[Task directions]
Print out the data below in full and exactly, skipping the pictures.

[Website and app data records]

○ ○ ○ ○ ○ ○ ○

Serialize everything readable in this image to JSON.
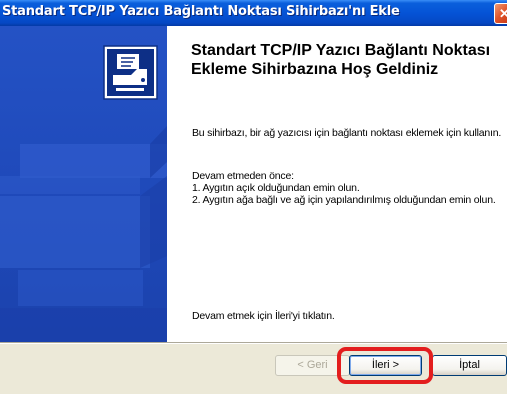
{
  "window": {
    "title": "Standart TCP/IP Yazıcı Bağlantı Noktası Sihirbazı'nı Ekle",
    "close_glyph": "✕"
  },
  "icons": {
    "wizard": "printer-port-wizard-icon",
    "close": "close-icon"
  },
  "content": {
    "heading": "Standart TCP/IP Yazıcı Bağlantı Noktası Ekleme Sihirbazına Hoş Geldiniz",
    "intro": "Bu sihirbazı, bir ağ yazıcısı için bağlantı noktası eklemek için kullanın.",
    "before_title": "Devam etmeden önce:",
    "step1": "1.  Aygıtın açık olduğundan emin olun.",
    "step2": "2.  Aygıtın ağa bağlı ve ağ için yapılandırılmış olduğundan emin olun.",
    "continue_hint": "Devam etmek için İleri'yi tıklatın."
  },
  "buttons": {
    "back": "< Geri",
    "next": "İleri >",
    "cancel": "İptal"
  },
  "colors": {
    "titlebar": "#0553d6",
    "side_panel": "#2452c5",
    "highlight": "#e31e1e"
  }
}
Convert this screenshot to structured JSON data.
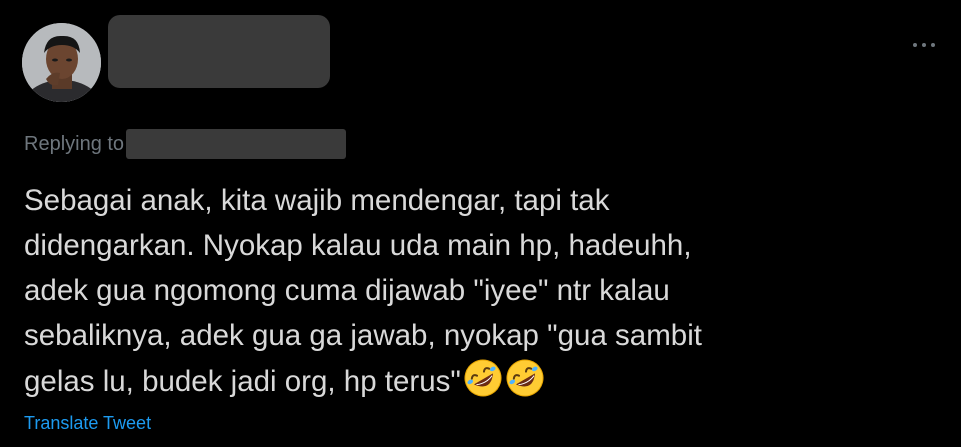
{
  "tweet": {
    "author_avatar_icon": "user-avatar-photo",
    "author_name_redacted": true,
    "more_icon": "more-horizontal-icon",
    "replying_to_label": "Replying to",
    "replying_to_handle_redacted": true,
    "text_lines": [
      "Sebagai anak, kita wajib mendengar, tapi tak",
      "didengarkan. Nyokap kalau uda main hp, hadeuhh,",
      "adek gua ngomong cuma dijawab \"iyee\" ntr kalau",
      "sebaliknya, adek gua ga jawab, nyokap \"gua sambit",
      "gelas lu, budek jadi org, hp terus\""
    ],
    "trailing_emoji": [
      "rolling-on-floor-laughing-emoji",
      "rolling-on-floor-laughing-emoji"
    ],
    "translate_label": "Translate Tweet"
  },
  "colors": {
    "background": "#000000",
    "text": "#d9d9d9",
    "muted": "#6e767d",
    "link": "#1d9bf0",
    "redaction": "#3a3a3a"
  }
}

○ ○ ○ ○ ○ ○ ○

[Solution for this exercise]
Serialize everything readable in this image to JSON.
{
  "window": {
    "title": "Standart TCP/IP Yazıcı Bağlantı Noktası Sihirbazı'nı Ekle",
    "close_glyph": "✕"
  },
  "icons": {
    "wizard": "printer-port-wizard-icon",
    "close": "close-icon"
  },
  "content": {
    "heading": "Standart TCP/IP Yazıcı Bağlantı Noktası Ekleme Sihirbazına Hoş Geldiniz",
    "intro": "Bu sihirbazı, bir ağ yazıcısı için bağlantı noktası eklemek için kullanın.",
    "before_title": "Devam etmeden önce:",
    "step1": "1.  Aygıtın açık olduğundan emin olun.",
    "step2": "2.  Aygıtın ağa bağlı ve ağ için yapılandırılmış olduğundan emin olun.",
    "continue_hint": "Devam etmek için İleri'yi tıklatın."
  },
  "buttons": {
    "back": "< Geri",
    "next": "İleri >",
    "cancel": "İptal"
  },
  "colors": {
    "titlebar": "#0553d6",
    "side_panel": "#2452c5",
    "highlight": "#e31e1e"
  }
}
Convert this screenshot to structured JSON data.
{
  "tweet": {
    "author_avatar_icon": "user-avatar-photo",
    "author_name_redacted": true,
    "more_icon": "more-horizontal-icon",
    "replying_to_label": "Replying to",
    "replying_to_handle_redacted": true,
    "text_lines": [
      "Sebagai anak, kita wajib mendengar, tapi tak",
      "didengarkan. Nyokap kalau uda main hp, hadeuhh,",
      "adek gua ngomong cuma dijawab \"iyee\" ntr kalau",
      "sebaliknya, adek gua ga jawab, nyokap \"gua sambit",
      "gelas lu, budek jadi org, hp terus\""
    ],
    "trailing_emoji": [
      "rolling-on-floor-laughing-emoji",
      "rolling-on-floor-laughing-emoji"
    ],
    "translate_label": "Translate Tweet"
  },
  "colors": {
    "background": "#000000",
    "text": "#d9d9d9",
    "muted": "#6e767d",
    "link": "#1d9bf0",
    "redaction": "#3a3a3a"
  }
}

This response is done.